I. 1. Hence, to the realms of Night, dire Demon, hence !
Thy chain of adamant can bind
That little world, the human mind,
Wake the lion's loudest roar,
At thy command he plants the dagger deep,
• Written in early youth.
When, with a frown that froze the peopled earth,
Thou dartedst thy huge head from high,
Night waved her banners o'er the sky,
Rocking on the billowy air,
Ha! what withering phantoms glare !
The spirit of the water rides the storm,
And holds each mountain-wave in chains,
By glistering star-light thro' the snow,
Breathes softly in her wondering ear
• Lucretius, I. 63.
And, while the panting tigress hies
His spirit laughs in agonies,
Mark who mounts the sacred pyre, *
Blooming in her bridal vest:
To die is to be blest:
Weave the airy web of Fate;
Each unhewn mass of living stone
Was clad in horrors not its own,
Giant Error, darkly grand,
• The funeral rite of the Hindoos.
+ The Fates of the Northern Mythology.

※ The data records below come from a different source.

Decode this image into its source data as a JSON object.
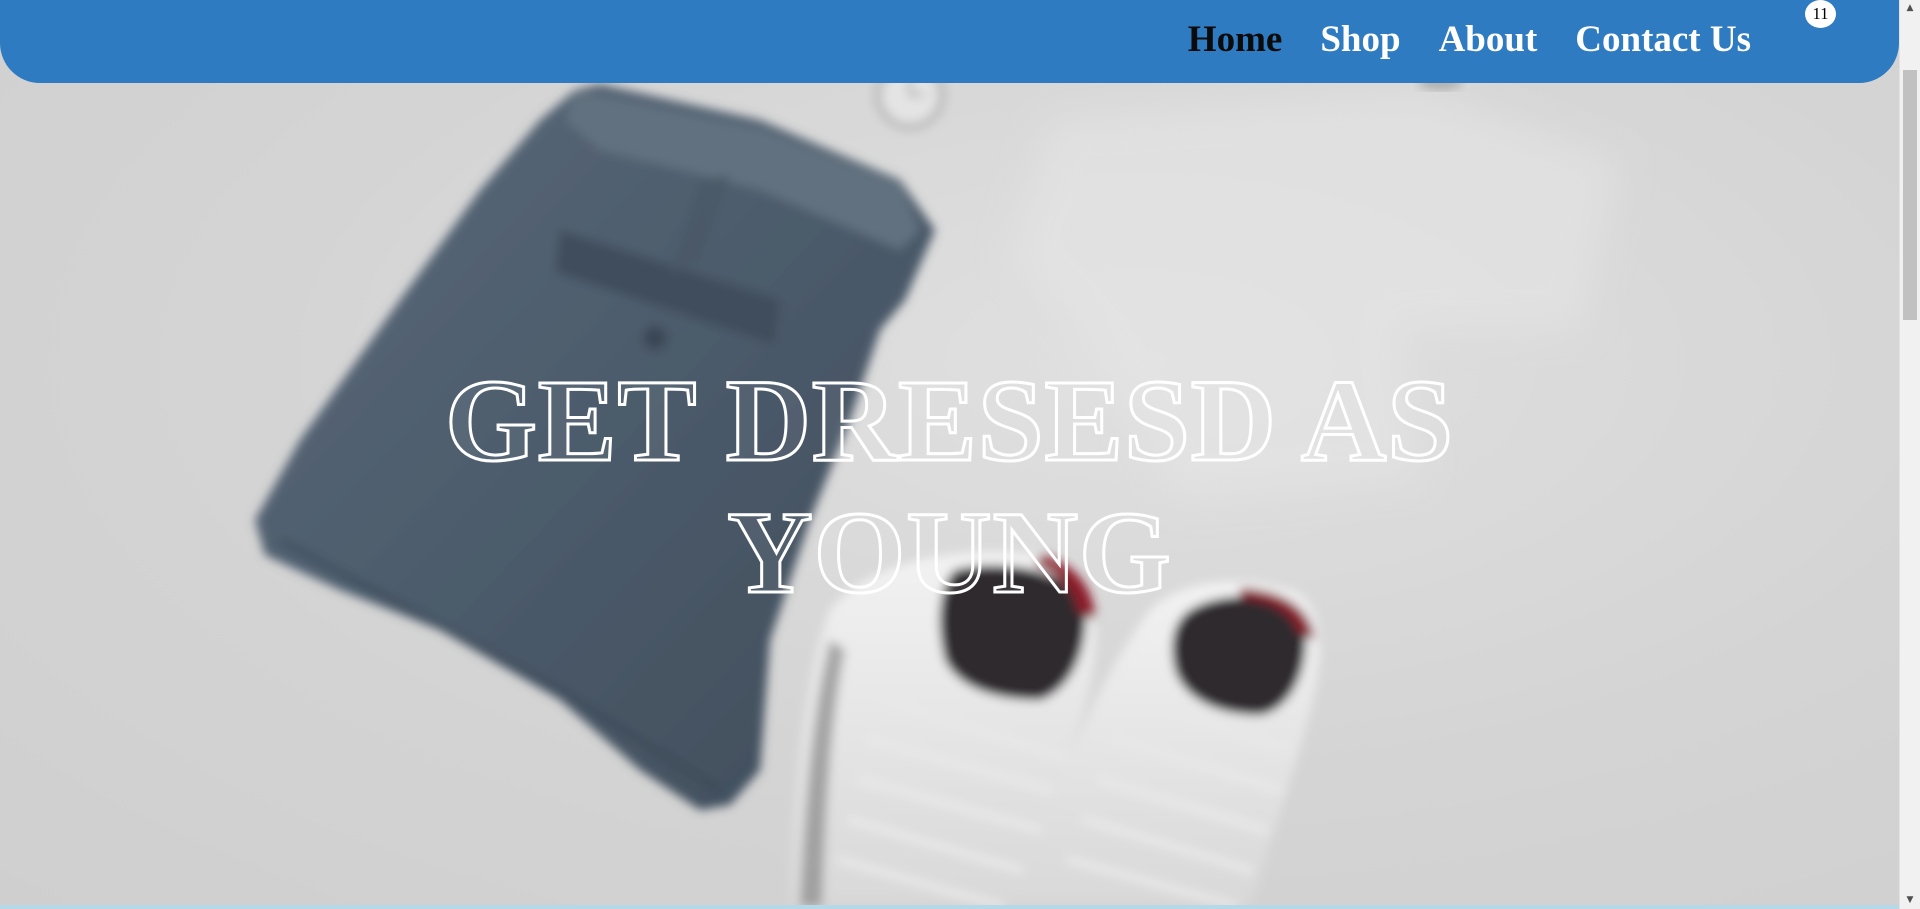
{
  "navbar": {
    "links": [
      {
        "label": "Home",
        "active": true
      },
      {
        "label": "Shop",
        "active": false
      },
      {
        "label": "About",
        "active": false
      },
      {
        "label": "Contact Us",
        "active": false
      }
    ],
    "cart": {
      "icon": "cart-icon",
      "count": "11",
      "color": "#4a1aa8"
    },
    "background_color": "#2f7bc1"
  },
  "hero": {
    "title_line1": "GET DRESESD AS",
    "title_line2": "YOUNG",
    "background_color": "#d6d6d6"
  }
}
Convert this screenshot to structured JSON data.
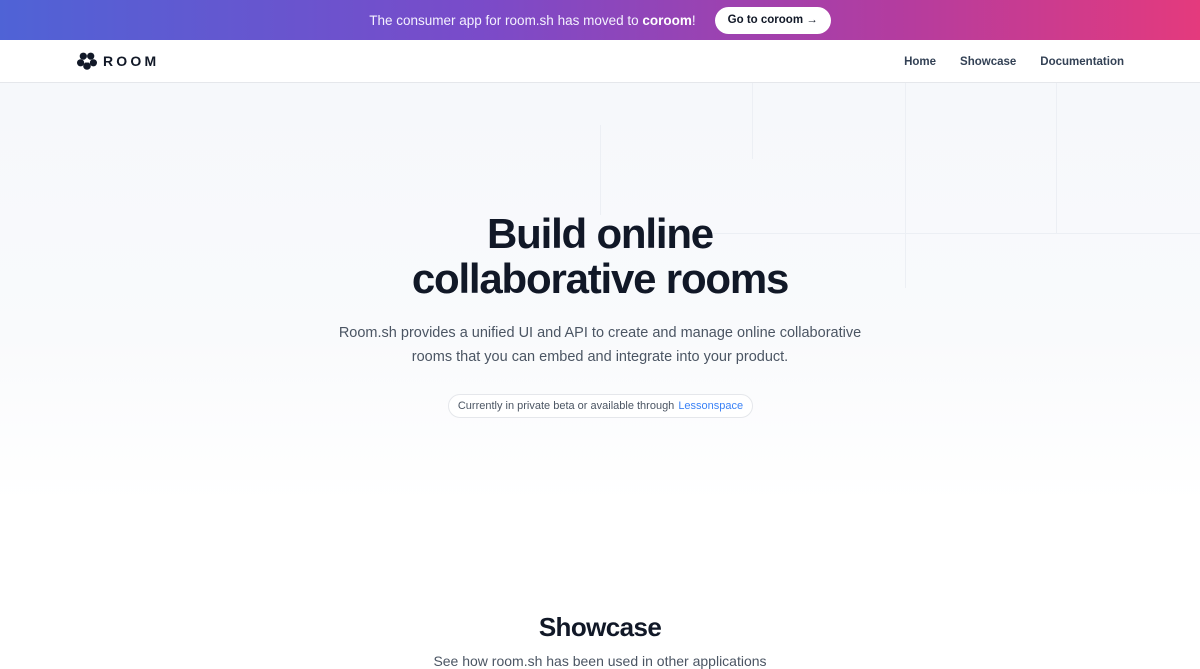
{
  "banner": {
    "text_prefix": "The consumer app for room.sh has moved to",
    "text_brand": "coroom",
    "text_suffix": "!",
    "button_label": "Go to coroom →"
  },
  "nav": {
    "logo_text": "ROOM",
    "links": [
      {
        "label": "Home"
      },
      {
        "label": "Showcase"
      },
      {
        "label": "Documentation"
      }
    ]
  },
  "hero": {
    "title_line1": "Build online",
    "title_line2": "collaborative rooms",
    "subtitle_line1": "Room.sh provides a unified UI and API to create and manage online collaborative",
    "subtitle_line2": "rooms that you can embed and integrate into your product.",
    "beta_text": "Currently in private beta or available through",
    "beta_link": "Lessonspace"
  },
  "showcase": {
    "title": "Showcase",
    "subtitle": "See how room.sh has been used in other applications"
  },
  "colors": {
    "banner_gradient_start": "#4f63d6",
    "banner_gradient_end": "#e43a7d",
    "link": "#3b82f6",
    "heading": "#111827"
  }
}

See Mallet's Antiquities. | An allusion to the Second Sight.